Worldwide and historically, hair is part of many cultures and religions. Both for women and men it can symbolise group belonging, religious belief or a form of self-expression. To me, hair had always been an essential part of my identity. As a little girl I had long brown hair which I loved to comb, then as teenager I went on to bleach it, cutting it short in my late teens and dying it all sorts of colours (from green to purple to pink to blue). My early 20s were a time for dreadlocks. Then in my late 20s I went back to the natural look which I kept until cancer struck. Hair somehow symbolised different stages in my life.
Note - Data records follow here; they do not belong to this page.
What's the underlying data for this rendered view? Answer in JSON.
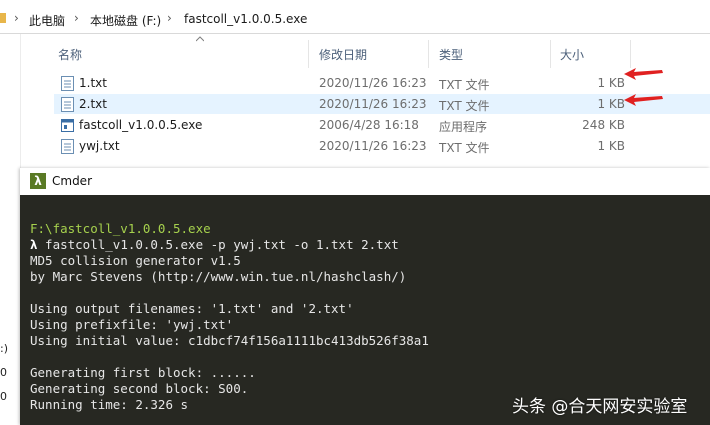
{
  "explorer": {
    "breadcrumb": [
      "此电脑",
      "本地磁盘 (F:)",
      "fastcoll_v1.0.0.5.exe"
    ],
    "columns": {
      "name": "名称",
      "date": "修改日期",
      "type": "类型",
      "size": "大小"
    },
    "files": [
      {
        "name": "1.txt",
        "date": "2020/11/26 16:23",
        "type": "TXT 文件",
        "size": "1 KB",
        "icon": "text-file-icon"
      },
      {
        "name": "2.txt",
        "date": "2020/11/26 16:23",
        "type": "TXT 文件",
        "size": "1 KB",
        "icon": "text-file-icon",
        "selected": true
      },
      {
        "name": "fastcoll_v1.0.0.5.exe",
        "date": "2006/4/28 16:18",
        "type": "应用程序",
        "size": "248 KB",
        "icon": "exe-file-icon"
      },
      {
        "name": "ywj.txt",
        "date": "2020/11/26 16:23",
        "type": "TXT 文件",
        "size": "1 KB",
        "icon": "text-file-icon"
      }
    ]
  },
  "left_strip": [
    ":)",
    "0",
    "0"
  ],
  "cmder": {
    "title": "Cmder",
    "badge": "λ",
    "lines": [
      {
        "text": "F:\\fastcoll_v1.0.0.5.exe",
        "style": "path"
      },
      {
        "prompt": "λ",
        "text": " fastcoll_v1.0.0.5.exe -p ywj.txt -o 1.txt 2.txt"
      },
      {
        "text": "MD5 collision generator v1.5"
      },
      {
        "text": "by Marc Stevens (http://www.win.tue.nl/hashclash/)"
      },
      {
        "text": ""
      },
      {
        "text": "Using output filenames: '1.txt' and '2.txt'"
      },
      {
        "text": "Using prefixfile: 'ywj.txt'"
      },
      {
        "text": "Using initial value: c1dbcf74f156a1111bc413db526f38a1"
      },
      {
        "text": ""
      },
      {
        "text": "Generating first block: ......"
      },
      {
        "text": "Generating second block: S00."
      },
      {
        "text": "Running time: 2.326 s"
      }
    ]
  },
  "watermark": "头条 @合天网安实验室",
  "colors": {
    "accent_red": "#e02020",
    "terminal_bg": "#272822",
    "path_green": "#a6d14d",
    "selection": "#e5f3ff"
  }
}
Having no hair was symbolic of my cancer self and that’s why I was so desperate for it to grow back.
Weeks 1 and 2 after starting chemotherapy
Ultimately, my feeling that growing my hair back was an important part of the recovery process was cemented by the many comments I had from women all over the world telling me how helpful they found the blog. I was not alone after all.
Getting my hair back represented getting myself and my life back, which I felt had been controlled by chemo. Hair regrowth signified going back to normal, whatever normal was going to be after cancer. But my desperation grew by the day as the expectation I had about how fast hair grows after chemo was completely distorted. I thought that in a month I would have a full head of hair. It actually took nearly four months for me to feel like I could go out on the streets sans head cover.
Weeks 12 and 16 after losing my hair
In the process I did all sort of things from buying caffeine shampoo, to rubbing coconut oil on my scalp, to taking vitamin supplements.
But really all I needed was patience and a bit of humour. Once the hair started coming back it was unstoppable and soon I had a full head of hair which then grew into a lovely curly mane. Month my month my hair grew and with every inch cancer was further and further away.
35 weeks, one year and two years after
And nearly five years on from starting the process of growing my hair after chemo, there is now something else growing in me: a baby! As I write this post I am halfway through my first pregnancy. A baby conceived only with the help of Mother Nature.
If growing my hair after chemo represented leaving cancer behind, being pregnant feels like the ultimate sign that I have truly moved on. As I concentrate on this new stage in my life, cancer and the fear of it feels more and more like a distant memory, an old chapter. Because this is what life is, after all, a succession of chapters: some good, some bad, some brilliant and some painful.
If my cancer did come back I would treat it as a new chapter not a continuation of the last one. Because now I have turned a page and a new chapter has started, possibly the sweetest one I have ever lived. And I am not going to let fear of cancer spoil it for me.
You can read more from Rosa on her own blog Hair regrowth after chemotherapy.
Vita bloggers' views are their own and do not necessarily represent those of Breast Cancer Care or Vita magazine.